Activity -
Can you find the lines of the listing that include "data" and copy every one?
(Beginning of Material for the task)
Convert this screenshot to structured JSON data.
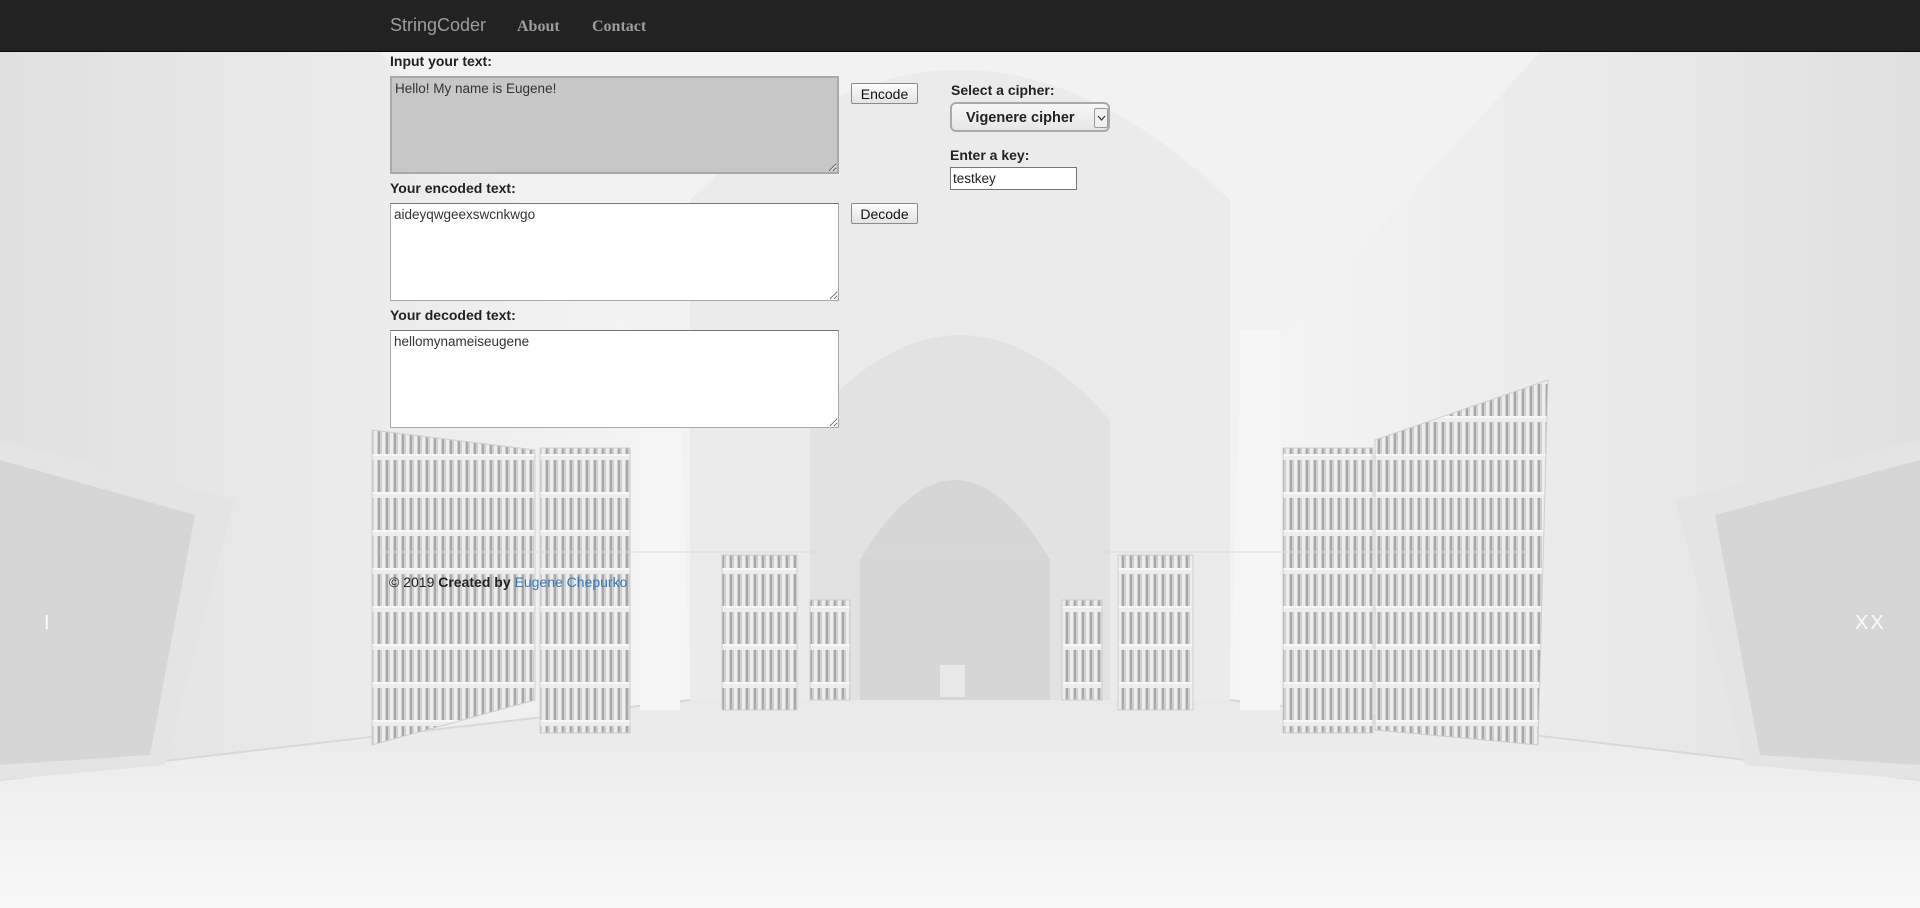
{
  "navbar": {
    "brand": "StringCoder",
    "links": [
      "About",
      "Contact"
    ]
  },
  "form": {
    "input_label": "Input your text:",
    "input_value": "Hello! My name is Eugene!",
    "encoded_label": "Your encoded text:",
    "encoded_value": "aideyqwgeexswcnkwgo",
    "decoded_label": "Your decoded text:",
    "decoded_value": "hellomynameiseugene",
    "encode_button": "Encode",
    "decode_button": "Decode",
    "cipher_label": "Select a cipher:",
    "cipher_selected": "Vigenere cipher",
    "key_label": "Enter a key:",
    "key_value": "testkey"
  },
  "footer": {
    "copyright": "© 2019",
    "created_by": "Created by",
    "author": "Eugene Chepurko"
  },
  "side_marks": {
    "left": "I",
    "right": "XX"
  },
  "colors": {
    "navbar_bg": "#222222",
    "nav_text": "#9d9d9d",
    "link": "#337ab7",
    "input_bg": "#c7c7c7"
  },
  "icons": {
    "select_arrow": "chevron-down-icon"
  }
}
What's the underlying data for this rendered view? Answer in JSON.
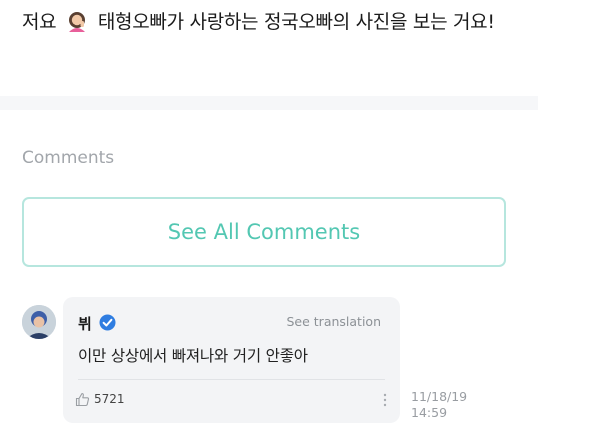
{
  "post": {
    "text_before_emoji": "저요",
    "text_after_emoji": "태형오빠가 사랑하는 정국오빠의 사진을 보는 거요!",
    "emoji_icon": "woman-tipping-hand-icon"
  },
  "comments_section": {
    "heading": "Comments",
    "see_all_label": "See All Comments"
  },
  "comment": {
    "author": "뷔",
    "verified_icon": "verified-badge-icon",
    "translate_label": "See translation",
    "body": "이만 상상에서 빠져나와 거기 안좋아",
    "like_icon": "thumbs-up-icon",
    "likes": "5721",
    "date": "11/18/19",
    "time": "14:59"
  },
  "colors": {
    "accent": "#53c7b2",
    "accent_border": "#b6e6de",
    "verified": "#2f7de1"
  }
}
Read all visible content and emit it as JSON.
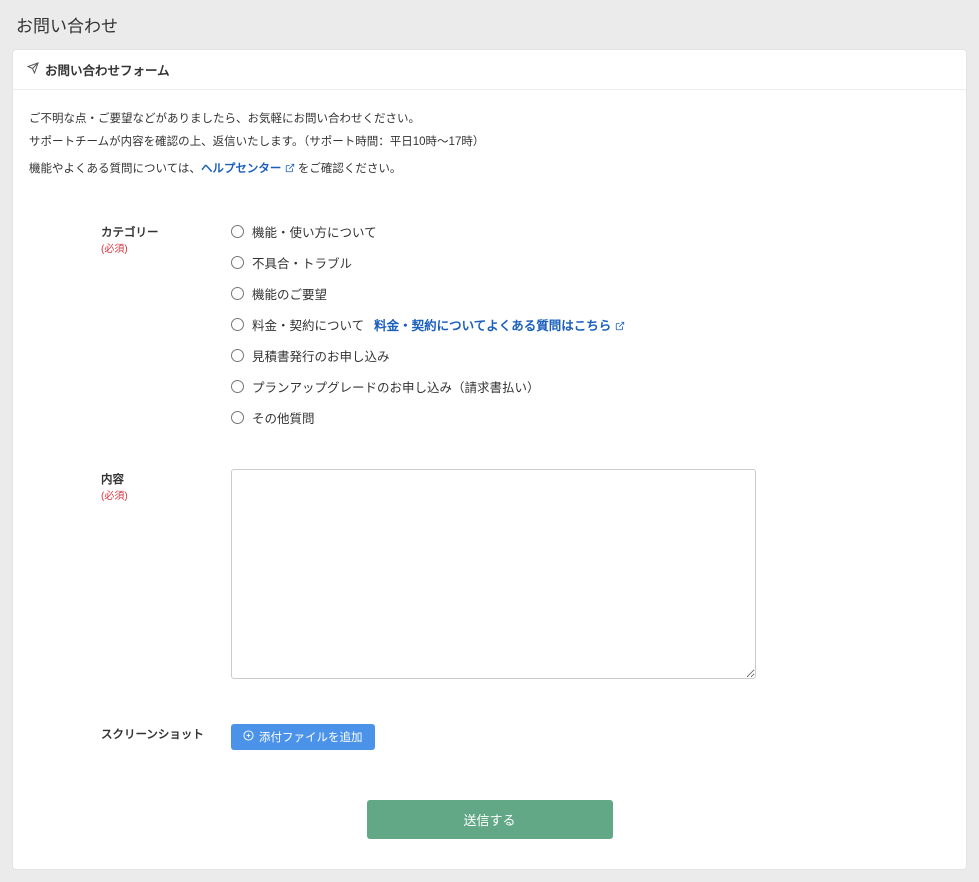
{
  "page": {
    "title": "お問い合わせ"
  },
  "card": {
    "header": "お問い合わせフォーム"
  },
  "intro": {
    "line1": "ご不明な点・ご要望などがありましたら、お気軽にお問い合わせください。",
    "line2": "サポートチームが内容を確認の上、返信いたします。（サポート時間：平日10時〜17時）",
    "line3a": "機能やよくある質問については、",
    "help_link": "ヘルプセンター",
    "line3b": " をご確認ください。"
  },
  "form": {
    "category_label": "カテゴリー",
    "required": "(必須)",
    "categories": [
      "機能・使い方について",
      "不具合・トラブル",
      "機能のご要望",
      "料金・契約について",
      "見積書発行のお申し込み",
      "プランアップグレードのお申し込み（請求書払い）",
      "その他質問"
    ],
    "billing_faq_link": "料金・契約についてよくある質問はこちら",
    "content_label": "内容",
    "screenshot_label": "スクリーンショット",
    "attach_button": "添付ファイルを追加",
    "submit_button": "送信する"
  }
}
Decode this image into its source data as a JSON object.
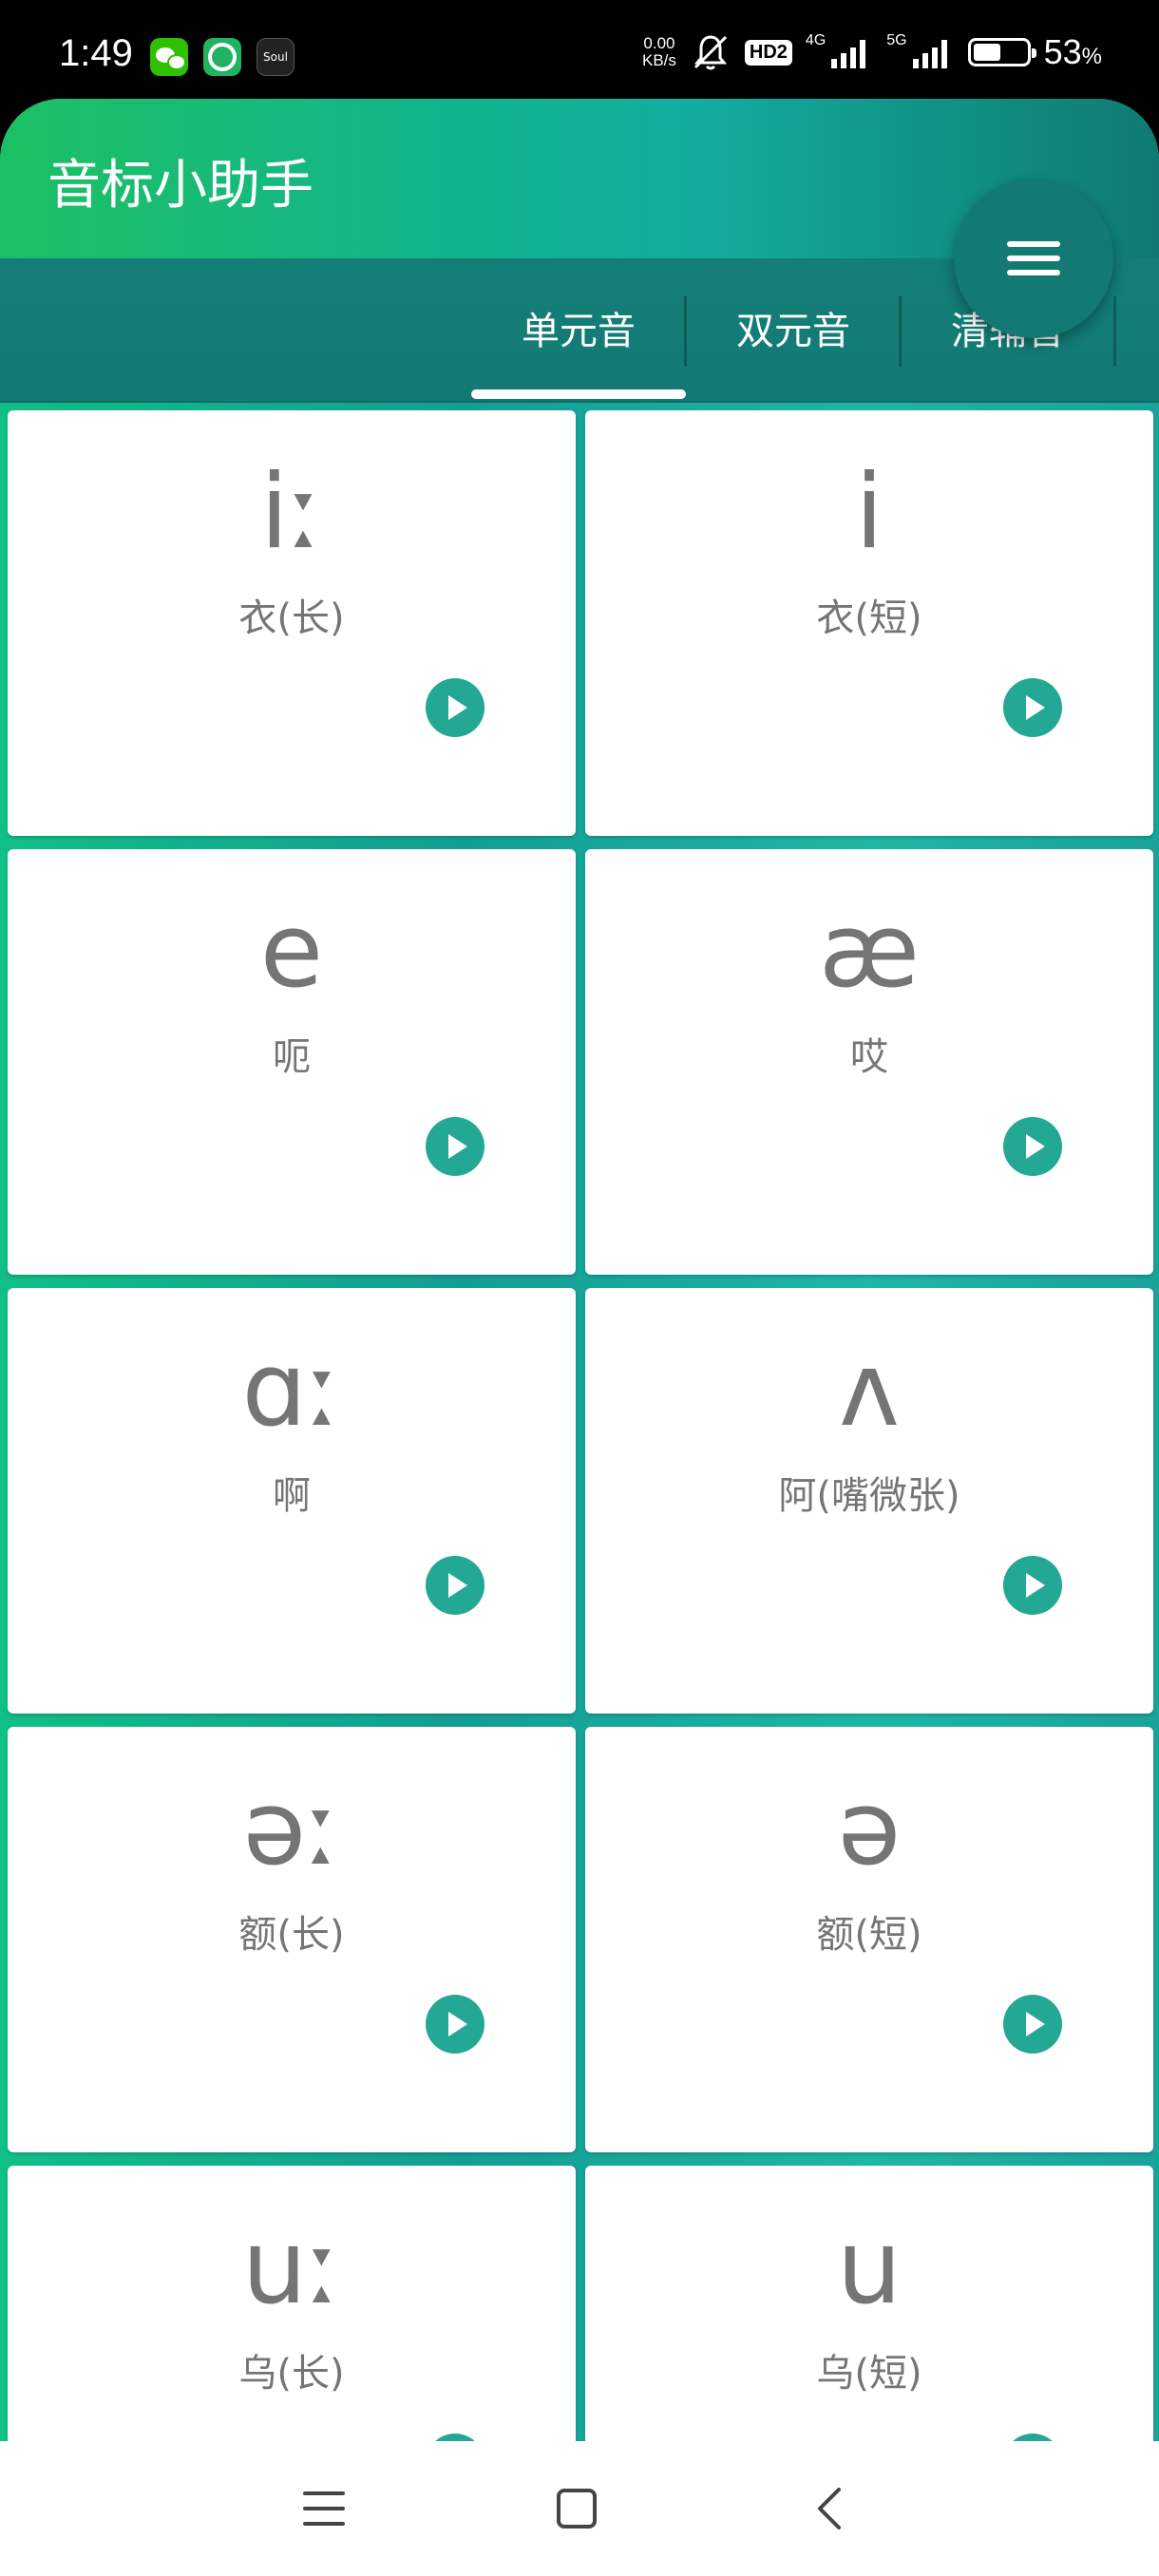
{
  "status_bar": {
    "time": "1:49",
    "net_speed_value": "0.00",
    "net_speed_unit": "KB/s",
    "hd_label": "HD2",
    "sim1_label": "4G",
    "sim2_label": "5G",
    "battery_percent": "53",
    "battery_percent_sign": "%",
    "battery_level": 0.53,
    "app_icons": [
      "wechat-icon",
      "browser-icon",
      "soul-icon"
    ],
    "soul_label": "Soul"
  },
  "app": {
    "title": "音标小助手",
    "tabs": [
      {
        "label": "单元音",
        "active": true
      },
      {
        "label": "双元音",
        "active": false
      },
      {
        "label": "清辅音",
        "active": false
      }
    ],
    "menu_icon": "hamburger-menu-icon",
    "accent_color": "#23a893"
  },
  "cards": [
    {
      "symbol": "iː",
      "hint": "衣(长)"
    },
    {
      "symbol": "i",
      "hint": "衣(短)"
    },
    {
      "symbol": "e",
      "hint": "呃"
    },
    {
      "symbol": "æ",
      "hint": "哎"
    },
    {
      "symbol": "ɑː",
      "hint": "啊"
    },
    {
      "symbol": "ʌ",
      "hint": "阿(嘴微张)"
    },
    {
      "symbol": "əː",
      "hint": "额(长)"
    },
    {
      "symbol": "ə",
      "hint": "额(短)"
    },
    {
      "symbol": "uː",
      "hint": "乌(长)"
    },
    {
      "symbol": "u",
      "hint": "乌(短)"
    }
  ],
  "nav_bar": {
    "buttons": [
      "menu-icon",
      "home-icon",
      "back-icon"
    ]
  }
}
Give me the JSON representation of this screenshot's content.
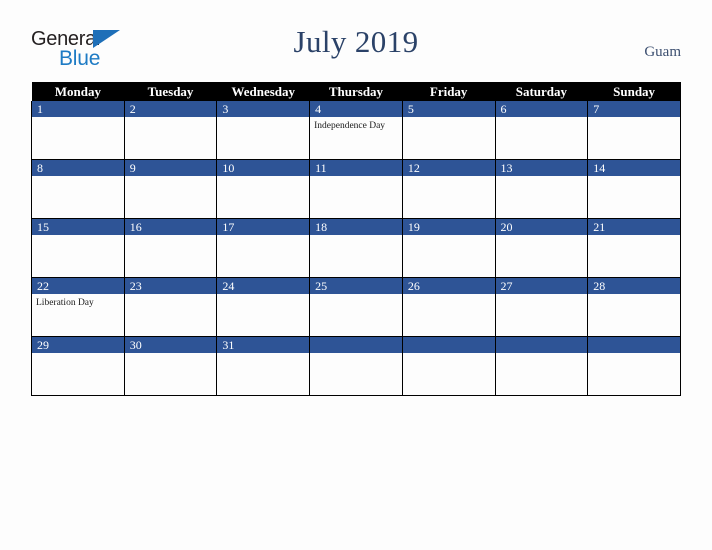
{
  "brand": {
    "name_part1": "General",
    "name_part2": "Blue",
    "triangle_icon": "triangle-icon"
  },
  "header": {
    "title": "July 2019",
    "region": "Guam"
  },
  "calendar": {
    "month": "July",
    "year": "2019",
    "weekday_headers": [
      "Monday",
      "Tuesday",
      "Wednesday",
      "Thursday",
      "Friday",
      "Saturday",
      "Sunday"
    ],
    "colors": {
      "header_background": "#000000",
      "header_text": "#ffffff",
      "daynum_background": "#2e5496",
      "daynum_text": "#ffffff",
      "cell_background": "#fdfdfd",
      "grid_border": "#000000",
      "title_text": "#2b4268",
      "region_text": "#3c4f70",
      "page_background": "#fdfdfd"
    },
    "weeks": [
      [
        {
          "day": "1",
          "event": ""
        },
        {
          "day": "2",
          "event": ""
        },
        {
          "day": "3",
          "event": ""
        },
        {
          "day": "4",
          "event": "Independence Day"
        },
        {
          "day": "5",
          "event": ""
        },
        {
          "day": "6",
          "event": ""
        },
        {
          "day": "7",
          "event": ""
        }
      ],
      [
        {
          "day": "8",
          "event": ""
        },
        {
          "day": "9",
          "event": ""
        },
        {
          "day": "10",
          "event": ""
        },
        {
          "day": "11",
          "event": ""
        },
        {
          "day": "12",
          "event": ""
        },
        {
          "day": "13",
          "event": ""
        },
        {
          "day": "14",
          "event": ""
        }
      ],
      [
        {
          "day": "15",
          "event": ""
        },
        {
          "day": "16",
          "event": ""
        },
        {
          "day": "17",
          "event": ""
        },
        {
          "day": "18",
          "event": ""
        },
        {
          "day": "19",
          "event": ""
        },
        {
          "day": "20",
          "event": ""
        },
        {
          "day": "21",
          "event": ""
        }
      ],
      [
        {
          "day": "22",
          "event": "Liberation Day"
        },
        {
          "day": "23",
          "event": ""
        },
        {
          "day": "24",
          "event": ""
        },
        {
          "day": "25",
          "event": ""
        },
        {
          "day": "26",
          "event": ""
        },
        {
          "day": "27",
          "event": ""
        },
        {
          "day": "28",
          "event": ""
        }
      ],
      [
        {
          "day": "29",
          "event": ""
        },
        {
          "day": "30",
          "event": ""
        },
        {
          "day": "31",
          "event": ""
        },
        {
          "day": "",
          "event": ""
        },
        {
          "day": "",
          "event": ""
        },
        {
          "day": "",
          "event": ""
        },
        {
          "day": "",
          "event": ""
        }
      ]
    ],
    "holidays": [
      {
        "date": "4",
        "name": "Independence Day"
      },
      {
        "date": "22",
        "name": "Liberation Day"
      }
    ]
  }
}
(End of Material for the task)
Output for this exercise -
Convert this screenshot to structured JSON data.
What's the underlying data for this rendered view? Answer in JSON.
Decode this image into its source data as a JSON object.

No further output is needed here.